Cosco Shipping has launched its first service between North America and Latin America, even as containerized trade growth between the United States and South America last year fell to its lowest point in three years.
The BZX route, which started in February, is running 3,500 TEU vessels on a route that links the US Gulf Coast to Mexico, the Caribbean, and Central and South America, the carrier said.
Cosco, in a statement, said the BZX route would be “the artery” of its network in the region.
“It connects the existing regional routes, just like a necklace stringing the pearls scattered along the coast of the Americas and the Caribbean,” the statement said.
The first ports of call are New Orleans and Houston, followed by Veracruz in Mexico and Kingston in Jamaica. Other stops include Manzanillo in Panama, Cartagena in Colombia, and five Brazilian ports: Salvador di Bahia, Santos, Paranagua, Itajai, and Manaus.
Cosco enters the market after a deceleration in trade growth between the US and South America. Total volumes on trades connecting the US and South America rose 2.5 percent to nearly 2.1 million TEU in 2019, according to data from PIERS, a sister company of JOC.com within IHS Markit. That was down from growth of 5.9 percent in 2018 and 4.2 percent in 2017.
Container trade between the US and Latin America as a whole increased 0.7 percent in 2019 over the year before, to 5.06 million loaded TEU, after an increase of 4.6 percent in 2018, according to PIERS.
By dollar value, trade between the US and Latin America fell 1.35 percent in 2019 to $884 billion, according to the World Trade Atlas, a sister publication of JOC.com within IHS Markit. Imports were approximately flat and exports fell 2.5 percent, it said.
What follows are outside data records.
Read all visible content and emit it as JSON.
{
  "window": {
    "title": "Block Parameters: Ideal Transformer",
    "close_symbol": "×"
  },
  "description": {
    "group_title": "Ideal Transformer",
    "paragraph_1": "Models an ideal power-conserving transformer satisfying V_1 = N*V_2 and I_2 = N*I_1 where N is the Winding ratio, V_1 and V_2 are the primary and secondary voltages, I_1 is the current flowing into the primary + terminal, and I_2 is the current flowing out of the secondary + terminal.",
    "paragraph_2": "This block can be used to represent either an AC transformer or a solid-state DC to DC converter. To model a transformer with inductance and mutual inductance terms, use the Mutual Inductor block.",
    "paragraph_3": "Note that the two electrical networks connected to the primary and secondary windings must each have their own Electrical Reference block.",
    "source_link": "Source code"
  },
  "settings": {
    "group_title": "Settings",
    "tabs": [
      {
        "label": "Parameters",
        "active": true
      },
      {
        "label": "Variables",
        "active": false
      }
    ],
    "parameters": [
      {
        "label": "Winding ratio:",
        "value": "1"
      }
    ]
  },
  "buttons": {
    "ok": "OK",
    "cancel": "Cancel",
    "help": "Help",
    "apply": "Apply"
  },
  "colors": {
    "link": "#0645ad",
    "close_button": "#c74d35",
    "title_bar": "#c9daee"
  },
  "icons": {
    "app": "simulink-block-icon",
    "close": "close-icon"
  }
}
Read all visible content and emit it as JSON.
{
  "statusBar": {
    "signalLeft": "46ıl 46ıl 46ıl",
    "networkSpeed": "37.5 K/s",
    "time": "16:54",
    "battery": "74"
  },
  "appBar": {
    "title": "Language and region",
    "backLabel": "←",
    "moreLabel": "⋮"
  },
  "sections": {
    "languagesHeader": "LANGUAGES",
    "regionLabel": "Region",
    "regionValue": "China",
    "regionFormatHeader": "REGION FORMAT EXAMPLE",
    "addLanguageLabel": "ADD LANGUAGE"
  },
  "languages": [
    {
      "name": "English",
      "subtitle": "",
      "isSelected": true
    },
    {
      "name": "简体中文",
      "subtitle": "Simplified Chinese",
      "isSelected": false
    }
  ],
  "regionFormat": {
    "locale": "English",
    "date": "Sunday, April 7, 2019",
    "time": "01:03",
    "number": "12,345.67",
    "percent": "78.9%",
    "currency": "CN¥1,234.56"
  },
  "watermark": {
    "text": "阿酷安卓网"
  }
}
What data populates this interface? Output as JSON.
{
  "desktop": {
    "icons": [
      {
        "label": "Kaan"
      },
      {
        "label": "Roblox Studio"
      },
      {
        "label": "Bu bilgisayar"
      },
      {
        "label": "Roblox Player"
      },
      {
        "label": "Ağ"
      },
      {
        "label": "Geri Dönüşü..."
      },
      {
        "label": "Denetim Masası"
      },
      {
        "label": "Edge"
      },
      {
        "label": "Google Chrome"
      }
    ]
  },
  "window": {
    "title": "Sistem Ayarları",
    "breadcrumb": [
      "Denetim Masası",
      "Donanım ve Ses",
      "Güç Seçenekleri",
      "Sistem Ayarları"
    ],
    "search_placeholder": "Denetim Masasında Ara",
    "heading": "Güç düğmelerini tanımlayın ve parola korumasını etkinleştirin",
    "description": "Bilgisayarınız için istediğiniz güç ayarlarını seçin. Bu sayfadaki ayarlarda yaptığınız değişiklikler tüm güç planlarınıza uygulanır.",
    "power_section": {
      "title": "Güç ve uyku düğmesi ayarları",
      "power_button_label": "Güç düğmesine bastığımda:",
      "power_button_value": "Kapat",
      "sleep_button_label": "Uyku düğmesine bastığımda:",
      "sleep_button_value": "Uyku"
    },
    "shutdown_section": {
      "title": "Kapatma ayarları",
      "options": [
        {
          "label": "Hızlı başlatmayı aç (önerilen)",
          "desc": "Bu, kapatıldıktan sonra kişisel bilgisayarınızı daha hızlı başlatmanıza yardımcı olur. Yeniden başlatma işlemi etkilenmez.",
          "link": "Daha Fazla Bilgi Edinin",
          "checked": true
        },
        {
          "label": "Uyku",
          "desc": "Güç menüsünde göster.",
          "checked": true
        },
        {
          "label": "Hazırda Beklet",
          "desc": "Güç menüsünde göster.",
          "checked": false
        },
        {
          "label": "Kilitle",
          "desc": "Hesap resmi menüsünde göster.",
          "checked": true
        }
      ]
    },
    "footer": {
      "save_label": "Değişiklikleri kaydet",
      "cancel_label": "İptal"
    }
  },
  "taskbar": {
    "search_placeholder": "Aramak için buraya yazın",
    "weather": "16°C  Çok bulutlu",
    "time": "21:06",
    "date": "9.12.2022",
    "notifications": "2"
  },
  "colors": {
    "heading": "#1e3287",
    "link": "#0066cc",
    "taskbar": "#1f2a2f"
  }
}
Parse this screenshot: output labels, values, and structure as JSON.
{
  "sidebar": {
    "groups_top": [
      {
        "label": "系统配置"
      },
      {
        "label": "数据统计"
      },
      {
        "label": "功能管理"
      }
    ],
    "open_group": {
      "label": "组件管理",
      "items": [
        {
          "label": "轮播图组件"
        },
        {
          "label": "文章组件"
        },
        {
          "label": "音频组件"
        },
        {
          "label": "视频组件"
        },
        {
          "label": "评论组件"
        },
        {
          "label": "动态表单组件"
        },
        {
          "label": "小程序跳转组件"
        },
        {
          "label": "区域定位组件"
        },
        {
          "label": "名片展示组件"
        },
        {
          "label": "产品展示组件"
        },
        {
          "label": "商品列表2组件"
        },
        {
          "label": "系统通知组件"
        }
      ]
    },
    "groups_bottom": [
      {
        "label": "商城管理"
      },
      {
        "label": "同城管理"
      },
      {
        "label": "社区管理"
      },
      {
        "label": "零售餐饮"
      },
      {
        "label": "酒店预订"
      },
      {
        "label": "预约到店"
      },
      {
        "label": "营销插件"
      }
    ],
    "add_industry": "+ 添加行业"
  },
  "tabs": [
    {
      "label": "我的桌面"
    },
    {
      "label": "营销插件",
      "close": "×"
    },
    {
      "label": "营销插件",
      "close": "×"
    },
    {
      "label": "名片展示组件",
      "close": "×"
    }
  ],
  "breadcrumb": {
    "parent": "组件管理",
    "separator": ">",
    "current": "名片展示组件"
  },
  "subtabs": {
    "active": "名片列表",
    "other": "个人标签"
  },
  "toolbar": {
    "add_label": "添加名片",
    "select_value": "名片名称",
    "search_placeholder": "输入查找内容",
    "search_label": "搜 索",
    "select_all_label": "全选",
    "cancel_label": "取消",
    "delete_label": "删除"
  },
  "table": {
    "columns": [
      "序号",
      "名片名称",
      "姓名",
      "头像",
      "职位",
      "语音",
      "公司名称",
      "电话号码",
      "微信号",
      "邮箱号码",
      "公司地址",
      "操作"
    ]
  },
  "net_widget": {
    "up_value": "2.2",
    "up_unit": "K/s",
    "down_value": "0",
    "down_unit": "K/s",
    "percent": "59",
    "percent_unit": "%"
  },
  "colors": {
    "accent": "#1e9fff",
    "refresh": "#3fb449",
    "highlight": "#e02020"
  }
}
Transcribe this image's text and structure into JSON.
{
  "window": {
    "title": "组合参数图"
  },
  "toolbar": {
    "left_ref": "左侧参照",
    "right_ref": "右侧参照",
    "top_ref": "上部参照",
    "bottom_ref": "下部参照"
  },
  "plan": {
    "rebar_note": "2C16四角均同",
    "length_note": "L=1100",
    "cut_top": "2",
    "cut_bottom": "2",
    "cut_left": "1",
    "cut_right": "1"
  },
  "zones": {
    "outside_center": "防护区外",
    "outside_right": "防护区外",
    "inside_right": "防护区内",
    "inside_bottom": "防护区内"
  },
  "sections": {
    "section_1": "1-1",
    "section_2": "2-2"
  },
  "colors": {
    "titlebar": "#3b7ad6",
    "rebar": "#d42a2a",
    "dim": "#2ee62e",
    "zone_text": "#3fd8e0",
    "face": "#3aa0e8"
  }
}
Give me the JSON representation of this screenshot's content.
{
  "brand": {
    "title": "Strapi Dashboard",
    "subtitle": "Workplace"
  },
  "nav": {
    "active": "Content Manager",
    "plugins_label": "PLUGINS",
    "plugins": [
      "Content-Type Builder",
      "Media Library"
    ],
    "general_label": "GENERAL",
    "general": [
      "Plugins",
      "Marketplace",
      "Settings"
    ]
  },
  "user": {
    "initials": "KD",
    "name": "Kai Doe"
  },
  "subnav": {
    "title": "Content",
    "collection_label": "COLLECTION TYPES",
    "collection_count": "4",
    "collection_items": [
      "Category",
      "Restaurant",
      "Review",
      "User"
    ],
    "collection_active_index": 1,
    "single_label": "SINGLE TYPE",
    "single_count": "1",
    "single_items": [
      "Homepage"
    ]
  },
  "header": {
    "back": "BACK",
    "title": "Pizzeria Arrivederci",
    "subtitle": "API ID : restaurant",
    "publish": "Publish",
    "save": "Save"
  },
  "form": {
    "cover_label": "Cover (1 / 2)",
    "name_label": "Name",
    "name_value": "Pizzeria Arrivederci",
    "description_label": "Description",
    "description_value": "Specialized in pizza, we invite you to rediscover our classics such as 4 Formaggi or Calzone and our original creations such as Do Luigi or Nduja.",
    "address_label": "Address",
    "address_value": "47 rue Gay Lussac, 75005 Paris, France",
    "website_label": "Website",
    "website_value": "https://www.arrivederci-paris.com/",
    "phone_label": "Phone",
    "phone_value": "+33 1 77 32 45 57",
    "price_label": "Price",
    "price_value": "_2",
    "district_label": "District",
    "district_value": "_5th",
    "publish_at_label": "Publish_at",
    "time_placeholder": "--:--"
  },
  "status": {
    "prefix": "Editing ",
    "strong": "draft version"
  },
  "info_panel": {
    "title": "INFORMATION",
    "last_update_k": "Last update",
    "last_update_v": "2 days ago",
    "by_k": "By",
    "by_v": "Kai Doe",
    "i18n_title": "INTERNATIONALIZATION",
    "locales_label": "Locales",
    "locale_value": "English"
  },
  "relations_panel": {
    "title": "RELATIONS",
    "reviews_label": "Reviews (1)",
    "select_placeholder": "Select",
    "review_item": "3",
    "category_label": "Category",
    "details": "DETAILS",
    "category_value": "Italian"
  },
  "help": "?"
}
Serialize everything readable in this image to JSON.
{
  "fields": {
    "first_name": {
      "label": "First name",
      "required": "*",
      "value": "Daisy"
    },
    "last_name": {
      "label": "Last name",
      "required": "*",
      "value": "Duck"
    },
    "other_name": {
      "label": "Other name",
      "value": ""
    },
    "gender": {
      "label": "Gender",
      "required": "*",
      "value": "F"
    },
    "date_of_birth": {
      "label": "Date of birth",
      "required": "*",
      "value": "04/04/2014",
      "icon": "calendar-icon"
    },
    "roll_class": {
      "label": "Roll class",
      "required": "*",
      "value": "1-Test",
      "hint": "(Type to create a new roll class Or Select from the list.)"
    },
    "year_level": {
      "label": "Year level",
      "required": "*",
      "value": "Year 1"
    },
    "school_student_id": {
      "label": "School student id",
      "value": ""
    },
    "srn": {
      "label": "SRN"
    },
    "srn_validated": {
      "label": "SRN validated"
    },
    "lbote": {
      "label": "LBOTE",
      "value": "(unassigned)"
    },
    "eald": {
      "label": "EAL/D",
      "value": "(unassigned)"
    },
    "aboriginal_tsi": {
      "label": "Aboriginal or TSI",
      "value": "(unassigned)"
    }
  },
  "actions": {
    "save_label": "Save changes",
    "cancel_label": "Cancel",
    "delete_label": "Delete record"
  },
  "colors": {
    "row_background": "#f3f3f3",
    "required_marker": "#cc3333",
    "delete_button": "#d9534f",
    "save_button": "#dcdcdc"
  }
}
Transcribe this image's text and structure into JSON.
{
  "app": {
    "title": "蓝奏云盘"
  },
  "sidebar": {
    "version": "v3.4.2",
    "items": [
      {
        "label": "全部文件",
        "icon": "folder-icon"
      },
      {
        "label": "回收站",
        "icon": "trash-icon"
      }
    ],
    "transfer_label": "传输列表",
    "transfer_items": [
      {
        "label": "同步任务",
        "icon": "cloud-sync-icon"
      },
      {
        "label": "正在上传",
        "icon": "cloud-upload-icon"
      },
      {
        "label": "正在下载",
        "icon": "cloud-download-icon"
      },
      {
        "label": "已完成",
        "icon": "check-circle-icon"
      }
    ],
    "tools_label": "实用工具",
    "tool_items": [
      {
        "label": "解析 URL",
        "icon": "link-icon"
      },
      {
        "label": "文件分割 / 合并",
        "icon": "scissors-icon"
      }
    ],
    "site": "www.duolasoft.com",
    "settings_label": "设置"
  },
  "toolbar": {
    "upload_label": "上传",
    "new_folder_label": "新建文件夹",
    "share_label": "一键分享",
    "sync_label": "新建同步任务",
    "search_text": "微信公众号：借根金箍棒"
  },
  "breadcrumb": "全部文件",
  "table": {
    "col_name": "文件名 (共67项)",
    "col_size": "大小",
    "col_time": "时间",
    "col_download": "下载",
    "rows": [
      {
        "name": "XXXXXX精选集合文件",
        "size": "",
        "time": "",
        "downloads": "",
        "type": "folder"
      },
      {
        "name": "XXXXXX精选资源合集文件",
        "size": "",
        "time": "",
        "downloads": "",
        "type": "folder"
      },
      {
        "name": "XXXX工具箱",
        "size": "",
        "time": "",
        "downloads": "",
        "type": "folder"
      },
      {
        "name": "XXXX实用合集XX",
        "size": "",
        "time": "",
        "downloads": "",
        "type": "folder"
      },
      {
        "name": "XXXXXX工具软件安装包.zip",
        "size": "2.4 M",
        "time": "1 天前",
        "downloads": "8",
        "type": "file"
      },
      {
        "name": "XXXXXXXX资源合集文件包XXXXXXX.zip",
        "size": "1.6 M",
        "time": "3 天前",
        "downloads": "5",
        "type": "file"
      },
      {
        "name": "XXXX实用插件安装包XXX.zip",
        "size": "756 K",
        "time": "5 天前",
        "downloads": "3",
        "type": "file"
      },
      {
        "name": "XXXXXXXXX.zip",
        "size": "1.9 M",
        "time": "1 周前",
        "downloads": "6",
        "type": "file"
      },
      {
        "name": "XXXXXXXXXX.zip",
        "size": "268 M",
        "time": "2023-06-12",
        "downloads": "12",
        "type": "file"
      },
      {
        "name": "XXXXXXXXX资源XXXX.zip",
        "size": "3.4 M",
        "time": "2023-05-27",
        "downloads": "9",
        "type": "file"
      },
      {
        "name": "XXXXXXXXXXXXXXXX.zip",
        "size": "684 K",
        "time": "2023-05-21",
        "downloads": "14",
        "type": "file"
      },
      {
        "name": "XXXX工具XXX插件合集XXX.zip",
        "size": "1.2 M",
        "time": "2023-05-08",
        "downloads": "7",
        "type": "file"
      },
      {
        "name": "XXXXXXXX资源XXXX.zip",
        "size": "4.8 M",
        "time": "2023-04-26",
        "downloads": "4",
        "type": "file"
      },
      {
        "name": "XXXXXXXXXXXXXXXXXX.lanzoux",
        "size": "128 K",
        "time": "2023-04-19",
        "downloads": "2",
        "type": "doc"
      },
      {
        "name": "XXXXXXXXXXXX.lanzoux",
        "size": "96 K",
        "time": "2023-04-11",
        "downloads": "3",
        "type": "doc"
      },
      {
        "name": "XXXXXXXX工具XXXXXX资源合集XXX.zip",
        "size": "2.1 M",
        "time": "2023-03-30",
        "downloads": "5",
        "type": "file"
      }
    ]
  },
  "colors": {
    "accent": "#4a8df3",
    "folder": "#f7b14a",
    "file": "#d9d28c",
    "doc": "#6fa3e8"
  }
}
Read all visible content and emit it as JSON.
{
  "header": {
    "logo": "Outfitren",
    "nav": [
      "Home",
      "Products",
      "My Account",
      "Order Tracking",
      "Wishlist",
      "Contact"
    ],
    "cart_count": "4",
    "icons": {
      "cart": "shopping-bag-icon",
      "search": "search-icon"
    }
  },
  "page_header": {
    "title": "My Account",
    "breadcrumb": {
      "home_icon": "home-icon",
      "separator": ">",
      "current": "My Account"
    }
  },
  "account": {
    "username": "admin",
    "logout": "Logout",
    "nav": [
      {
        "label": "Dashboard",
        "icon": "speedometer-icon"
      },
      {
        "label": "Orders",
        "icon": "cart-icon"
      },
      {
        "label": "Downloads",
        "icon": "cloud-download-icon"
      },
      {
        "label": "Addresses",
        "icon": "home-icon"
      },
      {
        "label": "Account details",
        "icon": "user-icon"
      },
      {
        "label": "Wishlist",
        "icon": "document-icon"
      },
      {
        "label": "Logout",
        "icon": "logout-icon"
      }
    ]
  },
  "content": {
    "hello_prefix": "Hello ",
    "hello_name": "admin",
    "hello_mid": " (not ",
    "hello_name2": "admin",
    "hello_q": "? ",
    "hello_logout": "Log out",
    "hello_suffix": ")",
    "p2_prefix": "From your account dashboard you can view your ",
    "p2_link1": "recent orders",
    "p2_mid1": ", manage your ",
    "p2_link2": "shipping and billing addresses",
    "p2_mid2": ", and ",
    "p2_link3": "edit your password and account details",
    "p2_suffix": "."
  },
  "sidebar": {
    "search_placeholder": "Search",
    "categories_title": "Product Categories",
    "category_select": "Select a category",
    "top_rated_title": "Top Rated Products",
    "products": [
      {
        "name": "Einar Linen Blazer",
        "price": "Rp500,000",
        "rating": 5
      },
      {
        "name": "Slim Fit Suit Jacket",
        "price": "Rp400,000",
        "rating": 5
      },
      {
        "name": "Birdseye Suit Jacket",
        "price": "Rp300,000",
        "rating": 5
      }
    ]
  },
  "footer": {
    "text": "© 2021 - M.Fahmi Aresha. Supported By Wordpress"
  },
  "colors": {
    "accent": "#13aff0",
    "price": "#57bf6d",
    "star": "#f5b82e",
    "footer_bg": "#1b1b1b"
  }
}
Cosco is a relatively small player in US trade with South America. The carrier was 14th in the top 15 container lines ranked by US imports from South America, and ranked 10th by US exports to South America, according to PIERS.